Some years later (supposedly in 1844), being encouraged with Babà Au Rhum, Parisian confectioner Julien changed its shape and composition of the alcoholic soaking liquor (the latter was kept secret for a long time) and invented a renowned French analogue – Brillat-Savarin, named in honour of famous French gourmet and writer on gastronomy Jean Anthelme Brillat-Savarin (1755-1826). There was going a legend that Brillat-Savarin himself passed that recipe to Julien. Very soon the dessert became popular but for a long time it was anyway called Babà Au Rhum.
After awhile baba came from Paris to Naples. And again we come across a biography of things (dishes in our situation) entwining into a historical-cultural flow. Pompous as it may sound, but Babbà al rhum became a part of heritage that Naples had acquired from Paris, one of symbols of interesting relation between these cities.

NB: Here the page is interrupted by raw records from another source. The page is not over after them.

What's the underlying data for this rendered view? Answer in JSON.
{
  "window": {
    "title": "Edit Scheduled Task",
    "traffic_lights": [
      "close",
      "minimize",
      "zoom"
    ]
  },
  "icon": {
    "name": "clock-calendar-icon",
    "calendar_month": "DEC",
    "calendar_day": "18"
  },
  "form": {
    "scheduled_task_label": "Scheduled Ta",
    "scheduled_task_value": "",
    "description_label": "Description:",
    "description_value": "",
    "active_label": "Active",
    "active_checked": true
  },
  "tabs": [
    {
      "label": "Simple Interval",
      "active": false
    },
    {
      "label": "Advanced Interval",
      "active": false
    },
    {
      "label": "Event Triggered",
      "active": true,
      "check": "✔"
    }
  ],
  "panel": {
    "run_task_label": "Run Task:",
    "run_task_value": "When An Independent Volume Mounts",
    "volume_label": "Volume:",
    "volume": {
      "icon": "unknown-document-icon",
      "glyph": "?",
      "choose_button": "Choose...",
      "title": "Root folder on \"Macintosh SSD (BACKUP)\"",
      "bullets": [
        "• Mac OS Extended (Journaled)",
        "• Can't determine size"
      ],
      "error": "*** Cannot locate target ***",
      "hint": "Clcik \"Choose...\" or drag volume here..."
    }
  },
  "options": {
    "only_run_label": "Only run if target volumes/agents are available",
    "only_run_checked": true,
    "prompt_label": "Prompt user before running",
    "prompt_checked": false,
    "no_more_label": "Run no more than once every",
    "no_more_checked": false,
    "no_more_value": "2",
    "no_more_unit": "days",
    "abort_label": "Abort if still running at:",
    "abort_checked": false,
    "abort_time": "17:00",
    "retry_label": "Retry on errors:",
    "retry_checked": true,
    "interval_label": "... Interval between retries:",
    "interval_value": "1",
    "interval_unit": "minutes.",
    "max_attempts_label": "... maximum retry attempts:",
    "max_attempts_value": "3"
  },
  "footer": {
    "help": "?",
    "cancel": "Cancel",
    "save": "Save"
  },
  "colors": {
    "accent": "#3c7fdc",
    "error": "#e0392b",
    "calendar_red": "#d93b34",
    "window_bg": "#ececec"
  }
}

The very name of the dessert is symbolic: babbà is both French (the last syllable is characteristically stressed) and Neapolitan (doubled “b” corresponds to the local pronunciation).
The relation of Paris and Naples arose from rivalry – when Marie Antoinette was given in marriage to dauphin and later king of France Louis XVI, and her sister Maria Carolina married king Ferdinand of Naples. To be more exact, the rivalry came from Maria Carolina who, being envious of her sister, by hook or by crook, found out about the French court tailors’ and chefs’ novelties and cultivated that pieces of luxury in her circle in every way possible. So in Italy an epoch of new cuisine began – the epoch of fashion of gâteau, pâté, béchamel, gratin, choux and other French specialties. Obviously, the baba was found among the fashionable culinary novelties, except that the definition “French” in respect of this dessert very soon ceased to be relevant. As early as in 1836, in the first Italian cookbook written by Angeletti for Maria Louisa of Parma Babba al rhum was described as a traditional Neapolitan dessert. Very soon this pastry stepped out the Kingdom of the Two Sicilies and conquered the whole Italy.
Today, perhaps even to the greater extent than earlier, Babbà al rhum is a grateful ground for a range of culinary experiments, first of all, in its “last homeland” – in Naples. One of the trendy tendencies born on Capri and Sorrento coast and having a good chance to become a tradition is using Limoncello liqueur instead of rum. There are countless variations of sweet fillings and decorations of any kind: in Naples you can certainly treat yourself to a baba with cream, with Chantilly cream, with wild strawberry and chocolate. Besides, a sugarless baba is also much sought after: with lettuce leaves, slices of salami, prosciutto, capocollo and cheese.